▸ **Prompt**: Only lines containing the string "arrow" belong in the answer; find them in the records and copy them.

▸ **Data extracts**:

==================================================

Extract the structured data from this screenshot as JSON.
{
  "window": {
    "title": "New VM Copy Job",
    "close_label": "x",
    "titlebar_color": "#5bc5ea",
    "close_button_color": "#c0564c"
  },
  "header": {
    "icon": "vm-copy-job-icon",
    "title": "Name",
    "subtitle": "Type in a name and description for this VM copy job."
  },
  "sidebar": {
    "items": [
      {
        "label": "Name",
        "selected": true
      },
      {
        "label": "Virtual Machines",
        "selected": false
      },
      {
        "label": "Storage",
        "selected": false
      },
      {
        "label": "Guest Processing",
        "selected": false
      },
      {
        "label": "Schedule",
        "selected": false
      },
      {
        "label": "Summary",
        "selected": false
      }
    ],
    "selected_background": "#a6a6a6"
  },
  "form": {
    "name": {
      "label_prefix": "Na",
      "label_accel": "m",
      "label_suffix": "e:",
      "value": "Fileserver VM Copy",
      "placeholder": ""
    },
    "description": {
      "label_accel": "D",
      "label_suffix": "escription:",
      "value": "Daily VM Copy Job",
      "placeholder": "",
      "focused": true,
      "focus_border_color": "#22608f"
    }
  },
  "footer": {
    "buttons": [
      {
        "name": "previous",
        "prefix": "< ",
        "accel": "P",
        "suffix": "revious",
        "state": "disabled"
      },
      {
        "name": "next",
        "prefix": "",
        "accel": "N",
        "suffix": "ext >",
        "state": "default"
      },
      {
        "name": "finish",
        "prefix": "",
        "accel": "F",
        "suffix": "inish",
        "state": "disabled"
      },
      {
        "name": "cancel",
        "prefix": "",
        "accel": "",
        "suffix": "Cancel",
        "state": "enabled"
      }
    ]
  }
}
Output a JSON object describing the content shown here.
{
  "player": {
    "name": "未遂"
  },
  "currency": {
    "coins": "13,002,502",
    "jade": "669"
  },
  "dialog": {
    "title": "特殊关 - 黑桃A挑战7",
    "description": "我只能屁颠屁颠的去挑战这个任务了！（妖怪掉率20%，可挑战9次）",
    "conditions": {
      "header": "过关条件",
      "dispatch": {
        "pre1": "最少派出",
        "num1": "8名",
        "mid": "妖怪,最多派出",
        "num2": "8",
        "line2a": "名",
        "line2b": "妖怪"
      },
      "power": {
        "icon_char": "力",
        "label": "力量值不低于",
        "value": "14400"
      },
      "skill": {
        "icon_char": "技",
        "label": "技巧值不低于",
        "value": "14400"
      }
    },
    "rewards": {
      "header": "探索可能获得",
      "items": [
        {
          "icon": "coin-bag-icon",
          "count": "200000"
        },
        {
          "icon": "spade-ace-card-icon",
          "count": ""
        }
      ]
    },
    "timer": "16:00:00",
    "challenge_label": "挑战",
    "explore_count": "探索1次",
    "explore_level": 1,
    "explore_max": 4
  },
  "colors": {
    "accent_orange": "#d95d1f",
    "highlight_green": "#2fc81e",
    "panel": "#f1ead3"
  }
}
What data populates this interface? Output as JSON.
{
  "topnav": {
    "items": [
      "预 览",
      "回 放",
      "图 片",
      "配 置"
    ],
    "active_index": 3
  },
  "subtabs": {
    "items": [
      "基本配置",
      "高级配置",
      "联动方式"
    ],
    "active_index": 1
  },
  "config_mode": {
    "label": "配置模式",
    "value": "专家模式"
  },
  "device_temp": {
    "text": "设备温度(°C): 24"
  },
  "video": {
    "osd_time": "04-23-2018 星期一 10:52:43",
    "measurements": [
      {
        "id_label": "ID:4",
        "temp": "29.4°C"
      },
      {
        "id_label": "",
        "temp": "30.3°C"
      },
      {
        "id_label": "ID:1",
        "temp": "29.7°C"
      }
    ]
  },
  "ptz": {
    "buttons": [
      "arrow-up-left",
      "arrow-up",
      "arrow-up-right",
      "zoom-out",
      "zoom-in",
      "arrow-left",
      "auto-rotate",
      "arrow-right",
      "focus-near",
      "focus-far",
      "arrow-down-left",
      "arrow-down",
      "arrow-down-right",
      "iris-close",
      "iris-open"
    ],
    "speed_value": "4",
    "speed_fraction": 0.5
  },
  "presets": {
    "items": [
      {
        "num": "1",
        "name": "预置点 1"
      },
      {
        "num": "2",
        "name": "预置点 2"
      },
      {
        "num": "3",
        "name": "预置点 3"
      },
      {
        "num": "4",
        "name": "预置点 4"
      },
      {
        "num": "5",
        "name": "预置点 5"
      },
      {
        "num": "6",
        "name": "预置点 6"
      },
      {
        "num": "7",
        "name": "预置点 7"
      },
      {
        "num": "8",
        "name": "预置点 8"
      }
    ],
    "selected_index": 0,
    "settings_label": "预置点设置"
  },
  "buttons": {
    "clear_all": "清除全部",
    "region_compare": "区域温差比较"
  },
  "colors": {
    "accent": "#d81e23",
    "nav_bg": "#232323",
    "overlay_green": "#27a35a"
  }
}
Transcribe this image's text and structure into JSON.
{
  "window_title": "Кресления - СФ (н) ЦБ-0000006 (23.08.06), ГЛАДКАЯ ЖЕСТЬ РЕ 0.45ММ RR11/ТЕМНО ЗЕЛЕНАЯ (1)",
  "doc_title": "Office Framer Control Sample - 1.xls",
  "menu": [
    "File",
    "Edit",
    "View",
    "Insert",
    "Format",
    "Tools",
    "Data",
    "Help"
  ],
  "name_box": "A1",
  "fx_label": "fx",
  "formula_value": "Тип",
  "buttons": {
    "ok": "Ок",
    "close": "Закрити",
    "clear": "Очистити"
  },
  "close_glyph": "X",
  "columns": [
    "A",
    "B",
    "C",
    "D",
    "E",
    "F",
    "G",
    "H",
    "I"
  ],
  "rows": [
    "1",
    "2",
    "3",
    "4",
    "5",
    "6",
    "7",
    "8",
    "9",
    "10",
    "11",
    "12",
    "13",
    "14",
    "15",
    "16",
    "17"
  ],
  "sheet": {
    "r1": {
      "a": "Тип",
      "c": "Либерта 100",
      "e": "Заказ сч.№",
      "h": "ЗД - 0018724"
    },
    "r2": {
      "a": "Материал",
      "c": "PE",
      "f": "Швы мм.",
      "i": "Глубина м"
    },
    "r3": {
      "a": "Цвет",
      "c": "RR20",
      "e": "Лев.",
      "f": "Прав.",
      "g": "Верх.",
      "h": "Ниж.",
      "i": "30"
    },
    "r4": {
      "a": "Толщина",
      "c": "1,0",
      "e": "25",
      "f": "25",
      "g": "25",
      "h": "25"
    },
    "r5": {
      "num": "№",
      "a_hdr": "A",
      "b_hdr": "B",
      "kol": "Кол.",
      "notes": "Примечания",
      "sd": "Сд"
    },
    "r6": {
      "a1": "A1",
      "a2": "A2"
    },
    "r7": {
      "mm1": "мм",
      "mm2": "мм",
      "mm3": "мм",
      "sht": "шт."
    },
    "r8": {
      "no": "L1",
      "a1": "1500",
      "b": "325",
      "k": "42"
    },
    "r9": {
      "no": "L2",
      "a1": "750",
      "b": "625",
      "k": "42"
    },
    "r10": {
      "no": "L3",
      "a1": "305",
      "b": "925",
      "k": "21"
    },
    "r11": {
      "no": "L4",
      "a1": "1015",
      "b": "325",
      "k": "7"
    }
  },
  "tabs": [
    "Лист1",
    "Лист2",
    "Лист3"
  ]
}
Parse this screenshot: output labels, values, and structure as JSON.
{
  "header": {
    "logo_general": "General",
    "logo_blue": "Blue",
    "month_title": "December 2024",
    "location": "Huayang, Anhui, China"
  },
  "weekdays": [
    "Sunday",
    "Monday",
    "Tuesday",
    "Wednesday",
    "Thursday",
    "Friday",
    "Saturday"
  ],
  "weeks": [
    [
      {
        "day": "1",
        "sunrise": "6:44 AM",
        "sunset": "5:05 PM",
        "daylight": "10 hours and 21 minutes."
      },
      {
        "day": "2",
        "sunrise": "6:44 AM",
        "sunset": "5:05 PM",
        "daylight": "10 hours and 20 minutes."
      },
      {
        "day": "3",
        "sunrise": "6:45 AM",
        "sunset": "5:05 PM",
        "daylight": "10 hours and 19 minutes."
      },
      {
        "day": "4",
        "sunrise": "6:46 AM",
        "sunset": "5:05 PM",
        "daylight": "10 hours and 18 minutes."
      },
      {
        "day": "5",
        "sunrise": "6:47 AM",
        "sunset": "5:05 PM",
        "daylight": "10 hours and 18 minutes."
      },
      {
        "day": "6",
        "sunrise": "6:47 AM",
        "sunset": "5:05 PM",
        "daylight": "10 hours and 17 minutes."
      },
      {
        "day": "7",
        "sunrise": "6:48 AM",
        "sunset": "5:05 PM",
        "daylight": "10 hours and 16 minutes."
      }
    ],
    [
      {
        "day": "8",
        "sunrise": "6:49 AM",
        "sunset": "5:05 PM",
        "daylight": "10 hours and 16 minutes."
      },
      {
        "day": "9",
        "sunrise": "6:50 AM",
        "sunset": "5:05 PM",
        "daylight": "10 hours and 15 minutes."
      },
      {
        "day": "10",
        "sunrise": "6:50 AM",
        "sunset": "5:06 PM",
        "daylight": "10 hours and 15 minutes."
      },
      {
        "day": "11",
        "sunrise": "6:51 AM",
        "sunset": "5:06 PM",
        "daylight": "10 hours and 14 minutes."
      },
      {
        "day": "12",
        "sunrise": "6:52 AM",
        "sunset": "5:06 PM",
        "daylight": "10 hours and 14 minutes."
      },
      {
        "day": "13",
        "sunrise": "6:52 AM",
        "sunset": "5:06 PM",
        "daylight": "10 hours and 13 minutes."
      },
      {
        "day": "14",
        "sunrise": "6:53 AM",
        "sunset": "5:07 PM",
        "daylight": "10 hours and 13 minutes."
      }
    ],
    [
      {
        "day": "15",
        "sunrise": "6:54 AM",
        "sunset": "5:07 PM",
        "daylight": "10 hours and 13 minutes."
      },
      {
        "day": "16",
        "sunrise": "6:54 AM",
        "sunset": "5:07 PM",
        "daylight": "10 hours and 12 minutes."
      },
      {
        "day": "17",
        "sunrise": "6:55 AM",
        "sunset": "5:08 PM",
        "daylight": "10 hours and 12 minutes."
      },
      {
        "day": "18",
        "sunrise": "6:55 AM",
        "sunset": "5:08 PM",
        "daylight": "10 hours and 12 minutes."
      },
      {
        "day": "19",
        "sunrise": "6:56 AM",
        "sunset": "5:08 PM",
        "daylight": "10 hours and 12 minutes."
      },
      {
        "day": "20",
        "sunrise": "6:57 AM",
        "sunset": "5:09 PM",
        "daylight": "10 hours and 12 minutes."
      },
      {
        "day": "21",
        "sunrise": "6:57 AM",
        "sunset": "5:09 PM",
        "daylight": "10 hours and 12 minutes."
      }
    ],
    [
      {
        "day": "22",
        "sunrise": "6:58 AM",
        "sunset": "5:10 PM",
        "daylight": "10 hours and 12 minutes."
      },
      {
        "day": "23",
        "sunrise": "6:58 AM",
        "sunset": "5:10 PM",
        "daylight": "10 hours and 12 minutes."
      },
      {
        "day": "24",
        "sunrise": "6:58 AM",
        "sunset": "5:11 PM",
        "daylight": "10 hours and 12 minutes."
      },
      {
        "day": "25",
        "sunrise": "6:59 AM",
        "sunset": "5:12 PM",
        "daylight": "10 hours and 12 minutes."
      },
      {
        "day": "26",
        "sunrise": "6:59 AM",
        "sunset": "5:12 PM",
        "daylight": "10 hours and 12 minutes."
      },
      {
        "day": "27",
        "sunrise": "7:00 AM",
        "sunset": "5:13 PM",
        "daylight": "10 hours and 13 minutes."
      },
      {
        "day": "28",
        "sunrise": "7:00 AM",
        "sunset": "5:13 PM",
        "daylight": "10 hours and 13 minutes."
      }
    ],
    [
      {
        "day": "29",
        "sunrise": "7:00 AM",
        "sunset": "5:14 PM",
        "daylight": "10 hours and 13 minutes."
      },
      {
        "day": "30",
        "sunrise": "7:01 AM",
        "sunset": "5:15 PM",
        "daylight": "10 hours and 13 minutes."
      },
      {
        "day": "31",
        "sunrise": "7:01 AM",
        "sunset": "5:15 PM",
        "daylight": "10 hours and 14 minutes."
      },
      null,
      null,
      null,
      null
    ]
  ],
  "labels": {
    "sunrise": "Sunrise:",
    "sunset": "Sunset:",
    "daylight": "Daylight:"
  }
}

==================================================

▸ **Finished task**:
      "arrow-up-left",
      "arrow-up",
      "arrow-up-right",
      "arrow-left",
      "arrow-right",
      "arrow-down-left",
      "arrow-down",
      "arrow-down-right",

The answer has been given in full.